▶ _Work request_:
Repeat the full listing, word for word.

*** Opening Provided information ***

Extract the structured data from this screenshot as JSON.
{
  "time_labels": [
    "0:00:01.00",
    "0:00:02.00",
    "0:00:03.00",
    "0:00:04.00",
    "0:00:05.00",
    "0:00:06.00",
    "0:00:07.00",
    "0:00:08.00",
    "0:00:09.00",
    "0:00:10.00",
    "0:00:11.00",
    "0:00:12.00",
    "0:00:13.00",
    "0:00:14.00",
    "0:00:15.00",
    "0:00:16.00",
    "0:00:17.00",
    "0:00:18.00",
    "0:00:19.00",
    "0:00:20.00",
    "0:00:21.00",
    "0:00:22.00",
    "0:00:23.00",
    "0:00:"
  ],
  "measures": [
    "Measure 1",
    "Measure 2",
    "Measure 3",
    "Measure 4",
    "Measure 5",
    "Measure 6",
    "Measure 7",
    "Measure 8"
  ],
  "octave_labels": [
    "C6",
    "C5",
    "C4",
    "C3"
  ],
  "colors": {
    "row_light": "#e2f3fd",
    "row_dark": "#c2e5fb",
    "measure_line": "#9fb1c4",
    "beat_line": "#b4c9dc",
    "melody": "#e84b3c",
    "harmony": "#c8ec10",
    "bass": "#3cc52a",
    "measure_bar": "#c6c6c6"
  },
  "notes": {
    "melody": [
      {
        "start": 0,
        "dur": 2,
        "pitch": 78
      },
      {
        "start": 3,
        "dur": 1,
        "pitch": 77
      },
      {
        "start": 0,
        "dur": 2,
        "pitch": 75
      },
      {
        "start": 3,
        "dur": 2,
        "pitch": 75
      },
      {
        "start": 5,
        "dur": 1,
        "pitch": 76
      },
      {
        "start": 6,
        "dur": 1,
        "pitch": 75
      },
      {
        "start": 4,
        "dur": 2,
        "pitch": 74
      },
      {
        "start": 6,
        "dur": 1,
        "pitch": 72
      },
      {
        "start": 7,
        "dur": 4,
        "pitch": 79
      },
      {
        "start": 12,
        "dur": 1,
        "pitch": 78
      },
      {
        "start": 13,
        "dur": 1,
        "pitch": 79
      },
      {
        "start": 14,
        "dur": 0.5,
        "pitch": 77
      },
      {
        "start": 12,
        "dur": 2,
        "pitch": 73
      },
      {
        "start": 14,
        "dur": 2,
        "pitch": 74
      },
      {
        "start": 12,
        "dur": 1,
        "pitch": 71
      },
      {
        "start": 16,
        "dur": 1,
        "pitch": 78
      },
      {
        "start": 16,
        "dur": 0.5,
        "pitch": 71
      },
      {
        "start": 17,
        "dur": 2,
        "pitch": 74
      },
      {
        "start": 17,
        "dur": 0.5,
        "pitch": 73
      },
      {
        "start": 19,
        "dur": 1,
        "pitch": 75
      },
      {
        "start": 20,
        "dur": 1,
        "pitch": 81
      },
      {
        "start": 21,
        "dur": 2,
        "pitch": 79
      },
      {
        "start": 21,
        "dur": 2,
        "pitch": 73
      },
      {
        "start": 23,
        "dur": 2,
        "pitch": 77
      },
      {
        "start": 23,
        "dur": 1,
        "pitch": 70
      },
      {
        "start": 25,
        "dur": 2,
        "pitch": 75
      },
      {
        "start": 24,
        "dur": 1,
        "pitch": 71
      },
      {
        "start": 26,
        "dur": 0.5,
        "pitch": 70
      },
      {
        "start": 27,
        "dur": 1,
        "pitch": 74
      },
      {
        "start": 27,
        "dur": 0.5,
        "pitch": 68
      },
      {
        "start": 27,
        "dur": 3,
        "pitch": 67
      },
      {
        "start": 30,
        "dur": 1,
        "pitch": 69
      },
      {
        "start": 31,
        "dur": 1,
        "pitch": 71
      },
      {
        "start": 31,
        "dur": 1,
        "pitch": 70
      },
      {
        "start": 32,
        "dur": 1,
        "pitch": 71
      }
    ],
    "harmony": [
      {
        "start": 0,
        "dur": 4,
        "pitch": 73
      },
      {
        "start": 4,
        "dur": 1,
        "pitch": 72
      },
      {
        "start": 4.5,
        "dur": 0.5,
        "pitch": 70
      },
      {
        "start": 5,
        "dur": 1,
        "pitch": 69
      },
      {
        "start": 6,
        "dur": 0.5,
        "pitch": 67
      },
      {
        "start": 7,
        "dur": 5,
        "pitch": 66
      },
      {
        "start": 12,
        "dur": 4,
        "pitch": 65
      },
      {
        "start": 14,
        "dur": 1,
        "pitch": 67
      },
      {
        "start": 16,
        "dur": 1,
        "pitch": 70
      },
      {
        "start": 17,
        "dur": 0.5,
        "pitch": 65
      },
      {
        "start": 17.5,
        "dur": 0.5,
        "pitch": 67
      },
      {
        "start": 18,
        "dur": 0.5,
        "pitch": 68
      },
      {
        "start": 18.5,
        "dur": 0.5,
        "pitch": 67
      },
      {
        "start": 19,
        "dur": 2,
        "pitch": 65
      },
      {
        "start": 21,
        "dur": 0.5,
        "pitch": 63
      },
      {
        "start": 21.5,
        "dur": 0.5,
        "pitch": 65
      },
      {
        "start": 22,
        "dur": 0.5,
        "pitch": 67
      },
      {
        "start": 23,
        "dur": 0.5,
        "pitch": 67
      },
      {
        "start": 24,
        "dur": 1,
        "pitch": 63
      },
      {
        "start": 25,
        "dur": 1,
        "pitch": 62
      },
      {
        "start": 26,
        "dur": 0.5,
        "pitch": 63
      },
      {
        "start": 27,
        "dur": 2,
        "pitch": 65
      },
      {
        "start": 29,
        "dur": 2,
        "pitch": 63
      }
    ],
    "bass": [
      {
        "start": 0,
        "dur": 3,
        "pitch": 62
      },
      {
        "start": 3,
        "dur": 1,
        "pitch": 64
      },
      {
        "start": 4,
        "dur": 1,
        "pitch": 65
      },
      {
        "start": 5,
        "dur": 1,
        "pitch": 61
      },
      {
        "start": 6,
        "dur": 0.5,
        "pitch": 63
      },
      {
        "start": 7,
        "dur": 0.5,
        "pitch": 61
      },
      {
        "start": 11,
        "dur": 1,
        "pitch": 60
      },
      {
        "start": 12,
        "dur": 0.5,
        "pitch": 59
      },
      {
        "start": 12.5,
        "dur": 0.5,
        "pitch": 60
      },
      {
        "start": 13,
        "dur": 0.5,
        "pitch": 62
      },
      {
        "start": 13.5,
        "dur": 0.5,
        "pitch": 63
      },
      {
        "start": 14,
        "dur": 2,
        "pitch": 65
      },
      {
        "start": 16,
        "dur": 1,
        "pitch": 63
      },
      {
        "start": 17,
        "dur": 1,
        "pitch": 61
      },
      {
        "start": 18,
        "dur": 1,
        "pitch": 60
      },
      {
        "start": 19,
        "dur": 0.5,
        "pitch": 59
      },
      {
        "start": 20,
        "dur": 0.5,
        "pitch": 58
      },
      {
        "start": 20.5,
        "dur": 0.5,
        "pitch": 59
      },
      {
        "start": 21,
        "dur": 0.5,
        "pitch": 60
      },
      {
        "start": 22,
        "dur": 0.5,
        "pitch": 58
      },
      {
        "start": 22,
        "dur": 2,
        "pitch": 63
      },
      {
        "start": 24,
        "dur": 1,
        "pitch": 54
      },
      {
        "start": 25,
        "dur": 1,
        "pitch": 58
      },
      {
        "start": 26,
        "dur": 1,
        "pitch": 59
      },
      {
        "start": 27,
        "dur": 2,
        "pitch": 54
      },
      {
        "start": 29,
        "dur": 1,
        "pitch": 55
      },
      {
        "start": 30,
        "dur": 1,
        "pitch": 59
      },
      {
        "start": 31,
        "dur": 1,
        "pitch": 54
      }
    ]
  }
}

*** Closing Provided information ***

▶ _Expected answer_:
Extract the structured data from this screenshot as JSON.
{
  "time_labels": [
    "0:00:01.00",
    "0:00:02.00",
    "0:00:03.00",
    "0:00:04.00",
    "0:00:05.00",
    "0:00:06.00",
    "0:00:07.00",
    "0:00:08.00",
    "0:00:09.00",
    "0:00:10.00",
    "0:00:11.00",
    "0:00:12.00",
    "0:00:13.00",
    "0:00:14.00",
    "0:00:15.00",
    "0:00:16.00",
    "0:00:17.00",
    "0:00:18.00",
    "0:00:19.00",
    "0:00:20.00",
    "0:00:21.00",
    "0:00:22.00",
    "0:00:23.00",
    "0:00:"
  ],
  "measures": [
    "Measure 1",
    "Measure 2",
    "Measure 3",
    "Measure 4",
    "Measure 5",
    "Measure 6",
    "Measure 7",
    "Measure 8"
  ],
  "octave_labels": [
    "C6",
    "C5",
    "C4",
    "C3"
  ],
  "colors": {
    "row_light": "#e2f3fd",
    "row_dark": "#c2e5fb",
    "measure_line": "#9fb1c4",
    "beat_line": "#b4c9dc",
    "melody": "#e84b3c",
    "harmony": "#c8ec10",
    "bass": "#3cc52a",
    "measure_bar": "#c6c6c6"
  },
  "notes": {
    "melody": [
      {
        "start": 0,
        "dur": 2,
        "pitch": 78
      },
      {
        "start": 3,
        "dur": 1,
        "pitch": 77
      },
      {
        "start": 0,
        "dur": 2,
        "pitch": 75
      },
      {
        "start": 3,
        "dur": 2,
        "pitch": 75
      },
      {
        "start": 5,
        "dur": 1,
        "pitch": 76
      },
      {
        "start": 6,
        "dur": 1,
        "pitch": 75
      },
      {
        "start": 4,
        "dur": 2,
        "pitch": 74
      },
      {
        "start": 6,
        "dur": 1,
        "pitch": 72
      },
      {
        "start": 7,
        "dur": 4,
        "pitch": 79
      },
      {
        "start": 12,
        "dur": 1,
        "pitch": 78
      },
      {
        "start": 13,
        "dur": 1,
        "pitch": 79
      },
      {
        "start": 14,
        "dur": 0.5,
        "pitch": 77
      },
      {
        "start": 12,
        "dur": 2,
        "pitch": 73
      },
      {
        "start": 14,
        "dur": 2,
        "pitch": 74
      },
      {
        "start": 12,
        "dur": 1,
        "pitch": 71
      },
      {
        "start": 16,
        "dur": 1,
        "pitch": 78
      },
      {
        "start": 16,
        "dur": 0.5,
        "pitch": 71
      },
      {
        "start": 17,
        "dur": 2,
        "pitch": 74
      },
      {
        "start": 17,
        "dur": 0.5,
        "pitch": 73
      },
      {
        "start": 19,
        "dur": 1,
        "pitch": 75
      },
      {
        "start": 20,
        "dur": 1,
        "pitch": 81
      },
      {
        "start": 21,
        "dur": 2,
        "pitch": 79
      },
      {
        "start": 21,
        "dur": 2,
        "pitch": 73
      },
      {
        "start": 23,
        "dur": 2,
        "pitch": 77
      },
      {
        "start": 23,
        "dur": 1,
        "pitch": 70
      },
      {
        "start": 25,
        "dur": 2,
        "pitch": 75
      },
      {
        "start": 24,
        "dur": 1,
        "pitch": 71
      },
      {
        "start": 26,
        "dur": 0.5,
        "pitch": 70
      },
      {
        "start": 27,
        "dur": 1,
        "pitch": 74
      },
      {
        "start": 27,
        "dur": 0.5,
        "pitch": 68
      },
      {
        "start": 27,
        "dur": 3,
        "pitch": 67
      },
      {
        "start": 30,
        "dur": 1,
        "pitch": 69
      },
      {
        "start": 31,
        "dur": 1,
        "pitch": 71
      },
      {
        "start": 31,
        "dur": 1,
        "pitch": 70
      },
      {
        "start": 32,
        "dur": 1,
        "pitch": 71
      }
    ],
    "harmony": [
      {
        "start": 0,
        "dur": 4,
        "pitch": 73
      },
      {
        "start": 4,
        "dur": 1,
        "pitch": 72
      },
      {
        "start": 4.5,
        "dur": 0.5,
        "pitch": 70
      },
      {
        "start": 5,
        "dur": 1,
        "pitch": 69
      },
      {
        "start": 6,
        "dur": 0.5,
        "pitch": 67
      },
      {
        "start": 7,
        "dur": 5,
        "pitch": 66
      },
      {
        "start": 12,
        "dur": 4,
        "pitch": 65
      },
      {
        "start": 14,
        "dur": 1,
        "pitch": 67
      },
      {
        "start": 16,
        "dur": 1,
        "pitch": 70
      },
      {
        "start": 17,
        "dur": 0.5,
        "pitch": 65
      },
      {
        "start": 17.5,
        "dur": 0.5,
        "pitch": 67
      },
      {
        "start": 18,
        "dur": 0.5,
        "pitch": 68
      },
      {
        "start": 18.5,
        "dur": 0.5,
        "pitch": 67
      },
      {
        "start": 19,
        "dur": 2,
        "pitch": 65
      },
      {
        "start": 21,
        "dur": 0.5,
        "pitch": 63
      },
      {
        "start": 21.5,
        "dur": 0.5,
        "pitch": 65
      },
      {
        "start": 22,
        "dur": 0.5,
        "pitch": 67
      },
      {
        "start": 23,
        "dur": 0.5,
        "pitch": 67
      },
      {
        "start": 24,
        "dur": 1,
        "pitch": 63
      },
      {
        "start": 25,
        "dur": 1,
        "pitch": 62
      },
      {
        "start": 26,
        "dur": 0.5,
        "pitch": 63
      },
      {
        "start": 27,
        "dur": 2,
        "pitch": 65
      },
      {
        "start": 29,
        "dur": 2,
        "pitch": 63
      }
    ],
    "bass": [
      {
        "start": 0,
        "dur": 3,
        "pitch": 62
      },
      {
        "start": 3,
        "dur": 1,
        "pitch": 64
      },
      {
        "start": 4,
        "dur": 1,
        "pitch": 65
      },
      {
        "start": 5,
        "dur": 1,
        "pitch": 61
      },
      {
        "start": 6,
        "dur": 0.5,
        "pitch": 63
      },
      {
        "start": 7,
        "dur": 0.5,
        "pitch": 61
      },
      {
        "start": 11,
        "dur": 1,
        "pitch": 60
      },
      {
        "start": 12,
        "dur": 0.5,
        "pitch": 59
      },
      {
        "start": 12.5,
        "dur": 0.5,
        "pitch": 60
      },
      {
        "start": 13,
        "dur": 0.5,
        "pitch": 62
      },
      {
        "start": 13.5,
        "dur": 0.5,
        "pitch": 63
      },
      {
        "start": 14,
        "dur": 2,
        "pitch": 65
      },
      {
        "start": 16,
        "dur": 1,
        "pitch": 63
      },
      {
        "start": 17,
        "dur": 1,
        "pitch": 61
      },
      {
        "start": 18,
        "dur": 1,
        "pitch": 60
      },
      {
        "start": 19,
        "dur": 0.5,
        "pitch": 59
      },
      {
        "start": 20,
        "dur": 0.5,
        "pitch": 58
      },
      {
        "start": 20.5,
        "dur": 0.5,
        "pitch": 59
      },
      {
        "start": 21,
        "dur": 0.5,
        "pitch": 60
      },
      {
        "start": 22,
        "dur": 0.5,
        "pitch": 58
      },
      {
        "start": 22,
        "dur": 2,
        "pitch": 63
      },
      {
        "start": 24,
        "dur": 1,
        "pitch": 54
      },
      {
        "start": 25,
        "dur": 1,
        "pitch": 58
      },
      {
        "start": 26,
        "dur": 1,
        "pitch": 59
      },
      {
        "start": 27,
        "dur": 2,
        "pitch": 54
      },
      {
        "start": 29,
        "dur": 1,
        "pitch": 55
      },
      {
        "start": 30,
        "dur": 1,
        "pitch": 59
      },
      {
        "start": 31,
        "dur": 1,
        "pitch": 54
      }
    ]
  }
}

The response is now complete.